  • CULTIVATE INITIATIVE: Pulte gives employees the freedom to implement customer satisfaction solutions and add a personal touch as they see fit. For example, one employee prints the name of a new homeowner on a golf ball and presents it to him or her, saying, "I promise to be on the ball if you ever need me!"

  • EMPLOYEE BONUSES AND PROFIT SHARING: Timberlake Homes in Annapolis, Md., gives employees who are not eligible for field bonuses or sales commissions an annual bonus, distributed at the discretion of the company and based on the previous year's profitability. The bonus pool is distributed first by division, then by individuals based on a pre-set formula.

     
  • EMPHASIS ON TRAINING AND EDUCATION: John Laing Homes in Newport Beach, Calif., offers employees training through a business objective-based education program called the John Laing University program. Its education emphasis isn't surprising; CEO Larry Webb and vice president of sales and marketing are both former teachers.

  • EMPLOYEE FEEDBACK: Wayne Homes (a division of Centex) in Uniontown, Ohio, takes quarterly department surveys. An action plan is formed based on the feedback, and senior management approves the plan for implementation in the following quarter.

REWARDS FOR PERFORMANCE: Wayne Homes tabulates a monthly Key Metric Performance report that measures everything from the top new home consultants to which field manager achieved the lowest variance number per house.

 

The Judges

The Judges Erik Froelich, chief operating officer, Cambridge Isenhour Homes in Winston-Salem, N.C., 2005 NRS Award Winner Chuck Graham, principal of Newton Graham Consultants, a Charlotte, N.C.-based management consulting firm for the home building industry, and a Professional Builder contributing editor.

Erik Froelich, chief operating officer, Cambridge Isenhour Homes in Winston-Salem, N.C., 2005 NRS Award Winner

Chuck Graham, principal of Newton Graham Consultants, a Charlotte, N.C.-based management consulting firm for the home building industry, and a Professional Builder contributing editor.
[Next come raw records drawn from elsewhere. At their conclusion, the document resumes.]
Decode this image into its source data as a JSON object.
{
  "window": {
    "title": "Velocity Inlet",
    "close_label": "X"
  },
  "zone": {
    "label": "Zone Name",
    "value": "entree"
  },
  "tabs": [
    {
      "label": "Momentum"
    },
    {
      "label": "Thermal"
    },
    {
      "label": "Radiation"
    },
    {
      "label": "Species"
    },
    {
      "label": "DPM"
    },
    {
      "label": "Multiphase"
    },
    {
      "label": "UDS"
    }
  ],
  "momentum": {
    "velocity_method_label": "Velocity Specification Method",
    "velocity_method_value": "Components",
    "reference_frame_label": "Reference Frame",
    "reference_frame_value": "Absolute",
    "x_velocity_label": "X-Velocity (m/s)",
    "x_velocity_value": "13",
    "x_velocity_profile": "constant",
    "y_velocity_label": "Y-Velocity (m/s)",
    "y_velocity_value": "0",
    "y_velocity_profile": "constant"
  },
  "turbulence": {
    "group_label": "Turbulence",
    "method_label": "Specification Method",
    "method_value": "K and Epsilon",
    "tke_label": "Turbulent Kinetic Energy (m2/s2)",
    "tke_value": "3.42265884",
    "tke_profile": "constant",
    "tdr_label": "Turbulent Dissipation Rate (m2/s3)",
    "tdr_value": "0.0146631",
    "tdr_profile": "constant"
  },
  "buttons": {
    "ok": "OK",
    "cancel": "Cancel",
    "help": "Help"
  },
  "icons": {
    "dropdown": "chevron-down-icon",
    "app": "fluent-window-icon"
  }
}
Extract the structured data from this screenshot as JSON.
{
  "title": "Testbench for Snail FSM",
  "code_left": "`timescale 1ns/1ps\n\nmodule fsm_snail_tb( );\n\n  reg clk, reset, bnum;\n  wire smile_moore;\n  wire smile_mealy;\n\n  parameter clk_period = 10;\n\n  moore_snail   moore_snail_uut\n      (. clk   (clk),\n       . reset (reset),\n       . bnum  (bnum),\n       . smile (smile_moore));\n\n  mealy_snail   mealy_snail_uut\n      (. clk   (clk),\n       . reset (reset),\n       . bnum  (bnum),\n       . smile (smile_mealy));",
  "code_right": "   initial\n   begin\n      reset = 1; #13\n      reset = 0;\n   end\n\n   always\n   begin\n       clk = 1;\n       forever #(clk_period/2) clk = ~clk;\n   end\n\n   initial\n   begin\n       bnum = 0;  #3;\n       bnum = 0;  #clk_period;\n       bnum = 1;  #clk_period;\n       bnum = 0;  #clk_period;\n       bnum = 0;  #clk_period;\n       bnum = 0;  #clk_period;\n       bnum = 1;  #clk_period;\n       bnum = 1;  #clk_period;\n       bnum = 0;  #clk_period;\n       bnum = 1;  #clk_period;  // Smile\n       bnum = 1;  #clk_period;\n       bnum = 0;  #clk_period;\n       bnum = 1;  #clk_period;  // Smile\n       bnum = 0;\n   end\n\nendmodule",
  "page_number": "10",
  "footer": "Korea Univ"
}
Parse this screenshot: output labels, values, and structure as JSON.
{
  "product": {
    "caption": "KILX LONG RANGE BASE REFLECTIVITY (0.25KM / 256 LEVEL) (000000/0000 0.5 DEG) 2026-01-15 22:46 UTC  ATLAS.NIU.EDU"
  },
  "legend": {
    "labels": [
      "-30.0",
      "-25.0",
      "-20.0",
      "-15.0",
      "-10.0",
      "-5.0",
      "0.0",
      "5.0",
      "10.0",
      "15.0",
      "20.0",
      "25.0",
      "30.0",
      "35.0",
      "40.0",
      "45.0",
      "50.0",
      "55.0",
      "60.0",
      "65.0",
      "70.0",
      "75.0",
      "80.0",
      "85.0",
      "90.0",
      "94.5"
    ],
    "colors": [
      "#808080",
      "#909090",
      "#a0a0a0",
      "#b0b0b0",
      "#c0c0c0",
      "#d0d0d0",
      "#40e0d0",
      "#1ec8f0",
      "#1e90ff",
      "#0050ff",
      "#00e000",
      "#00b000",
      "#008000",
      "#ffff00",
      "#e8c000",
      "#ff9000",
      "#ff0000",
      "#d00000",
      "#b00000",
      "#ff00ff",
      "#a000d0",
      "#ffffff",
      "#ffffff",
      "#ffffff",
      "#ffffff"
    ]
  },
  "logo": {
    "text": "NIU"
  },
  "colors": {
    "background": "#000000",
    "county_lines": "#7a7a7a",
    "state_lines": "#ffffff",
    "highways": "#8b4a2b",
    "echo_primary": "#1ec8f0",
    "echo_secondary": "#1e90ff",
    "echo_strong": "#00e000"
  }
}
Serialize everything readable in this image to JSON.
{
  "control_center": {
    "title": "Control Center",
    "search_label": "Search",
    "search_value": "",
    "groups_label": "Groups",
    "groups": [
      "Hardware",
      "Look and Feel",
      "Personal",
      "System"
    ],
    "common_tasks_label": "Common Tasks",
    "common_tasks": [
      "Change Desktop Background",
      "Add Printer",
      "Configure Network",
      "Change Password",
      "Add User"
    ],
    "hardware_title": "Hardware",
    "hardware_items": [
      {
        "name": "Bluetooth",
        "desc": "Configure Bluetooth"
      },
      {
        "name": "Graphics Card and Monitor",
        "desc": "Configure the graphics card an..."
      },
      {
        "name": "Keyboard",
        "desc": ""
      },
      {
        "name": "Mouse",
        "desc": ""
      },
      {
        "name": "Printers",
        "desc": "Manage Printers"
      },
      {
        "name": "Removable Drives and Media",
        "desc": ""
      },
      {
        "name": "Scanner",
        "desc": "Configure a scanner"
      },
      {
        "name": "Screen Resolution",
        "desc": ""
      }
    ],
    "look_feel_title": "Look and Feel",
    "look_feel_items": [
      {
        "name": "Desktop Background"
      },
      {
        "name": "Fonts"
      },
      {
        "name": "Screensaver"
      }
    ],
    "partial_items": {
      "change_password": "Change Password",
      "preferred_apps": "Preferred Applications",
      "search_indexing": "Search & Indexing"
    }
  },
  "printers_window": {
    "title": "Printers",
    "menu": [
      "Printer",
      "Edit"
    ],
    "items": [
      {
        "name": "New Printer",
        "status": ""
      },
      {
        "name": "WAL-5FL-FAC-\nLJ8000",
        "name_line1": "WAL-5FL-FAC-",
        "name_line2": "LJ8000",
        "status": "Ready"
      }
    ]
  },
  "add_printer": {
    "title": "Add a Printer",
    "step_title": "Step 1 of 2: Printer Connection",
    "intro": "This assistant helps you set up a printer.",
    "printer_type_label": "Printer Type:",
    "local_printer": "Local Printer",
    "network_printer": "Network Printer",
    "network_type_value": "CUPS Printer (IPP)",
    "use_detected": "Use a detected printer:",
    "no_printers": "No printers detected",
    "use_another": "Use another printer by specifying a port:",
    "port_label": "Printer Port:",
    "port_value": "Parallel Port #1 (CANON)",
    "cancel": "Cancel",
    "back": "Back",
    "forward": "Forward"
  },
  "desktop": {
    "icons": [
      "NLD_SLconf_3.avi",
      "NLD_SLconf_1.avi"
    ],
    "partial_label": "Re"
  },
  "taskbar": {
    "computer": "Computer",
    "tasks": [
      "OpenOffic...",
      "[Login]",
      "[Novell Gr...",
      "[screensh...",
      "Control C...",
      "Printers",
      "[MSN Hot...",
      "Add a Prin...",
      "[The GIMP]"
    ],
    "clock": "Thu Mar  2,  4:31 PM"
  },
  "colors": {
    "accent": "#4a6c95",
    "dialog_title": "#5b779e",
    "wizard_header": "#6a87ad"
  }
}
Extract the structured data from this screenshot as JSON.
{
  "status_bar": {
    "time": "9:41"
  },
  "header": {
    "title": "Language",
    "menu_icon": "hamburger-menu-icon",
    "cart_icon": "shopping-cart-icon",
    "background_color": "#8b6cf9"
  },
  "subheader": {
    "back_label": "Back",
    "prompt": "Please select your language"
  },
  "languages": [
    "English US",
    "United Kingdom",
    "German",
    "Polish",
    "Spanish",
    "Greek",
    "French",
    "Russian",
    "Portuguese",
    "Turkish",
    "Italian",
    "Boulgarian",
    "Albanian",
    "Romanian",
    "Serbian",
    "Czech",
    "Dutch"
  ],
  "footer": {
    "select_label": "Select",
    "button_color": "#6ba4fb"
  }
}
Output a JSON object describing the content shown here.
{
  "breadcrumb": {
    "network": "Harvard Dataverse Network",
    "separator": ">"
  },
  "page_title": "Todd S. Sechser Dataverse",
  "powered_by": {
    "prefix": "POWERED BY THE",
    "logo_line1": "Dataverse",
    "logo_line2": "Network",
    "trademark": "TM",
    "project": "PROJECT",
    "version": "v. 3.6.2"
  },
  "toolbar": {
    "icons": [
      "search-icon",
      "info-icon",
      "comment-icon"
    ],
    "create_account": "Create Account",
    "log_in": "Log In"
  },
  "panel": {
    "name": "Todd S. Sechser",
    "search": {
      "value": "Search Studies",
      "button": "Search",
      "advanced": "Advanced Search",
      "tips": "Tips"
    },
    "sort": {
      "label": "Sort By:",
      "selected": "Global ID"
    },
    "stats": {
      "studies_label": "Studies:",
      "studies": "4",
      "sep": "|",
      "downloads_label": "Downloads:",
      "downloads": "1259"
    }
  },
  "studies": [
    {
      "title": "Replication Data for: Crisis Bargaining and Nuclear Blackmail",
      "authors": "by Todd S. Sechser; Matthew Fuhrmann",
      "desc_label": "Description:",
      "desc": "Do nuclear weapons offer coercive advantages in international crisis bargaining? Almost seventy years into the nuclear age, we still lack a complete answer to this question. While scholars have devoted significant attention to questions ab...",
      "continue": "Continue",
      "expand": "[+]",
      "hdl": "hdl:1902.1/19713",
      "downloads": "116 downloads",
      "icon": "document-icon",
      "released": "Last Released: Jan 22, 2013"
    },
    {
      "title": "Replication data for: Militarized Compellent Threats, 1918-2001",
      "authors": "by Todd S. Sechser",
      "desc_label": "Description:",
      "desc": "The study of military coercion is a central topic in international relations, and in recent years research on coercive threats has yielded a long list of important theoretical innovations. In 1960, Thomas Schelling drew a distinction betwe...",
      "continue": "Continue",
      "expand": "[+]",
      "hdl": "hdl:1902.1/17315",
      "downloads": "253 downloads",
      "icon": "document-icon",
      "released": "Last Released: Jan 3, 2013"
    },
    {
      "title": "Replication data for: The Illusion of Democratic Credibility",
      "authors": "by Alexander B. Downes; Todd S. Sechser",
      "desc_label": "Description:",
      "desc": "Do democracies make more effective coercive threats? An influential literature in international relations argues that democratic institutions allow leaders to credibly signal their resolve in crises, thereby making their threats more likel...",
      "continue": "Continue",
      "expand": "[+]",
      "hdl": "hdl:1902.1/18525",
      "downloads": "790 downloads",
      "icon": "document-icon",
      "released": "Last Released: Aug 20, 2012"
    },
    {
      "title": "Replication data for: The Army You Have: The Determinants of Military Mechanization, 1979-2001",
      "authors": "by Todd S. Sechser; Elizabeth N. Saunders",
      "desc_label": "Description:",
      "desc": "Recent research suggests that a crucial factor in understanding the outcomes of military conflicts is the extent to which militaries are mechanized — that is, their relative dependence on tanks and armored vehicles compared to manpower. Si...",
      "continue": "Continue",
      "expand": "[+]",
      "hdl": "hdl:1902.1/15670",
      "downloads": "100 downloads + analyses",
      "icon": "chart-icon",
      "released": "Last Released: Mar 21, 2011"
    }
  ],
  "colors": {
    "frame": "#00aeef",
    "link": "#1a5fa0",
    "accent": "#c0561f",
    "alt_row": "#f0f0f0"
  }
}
View the Professional Builder Great Workplaces 2006 Profiles:

  • WCI Communities
  • Pulte Homes
  • Pardee Homes

 


 

 

 

 

 

 

 

 

Comments on: "Great Workplaces 2006"

Products

Eldorado Stone offers even more possibilities for dramatic interiors with four new wall designs—SeasideWall, RusticWall, StudyWall, and UrbanWall.

Features

Builders weigh in on their love-hate relationship with the banking industry, and the non-traditional sources of capital they are using. 

Email Subscriptions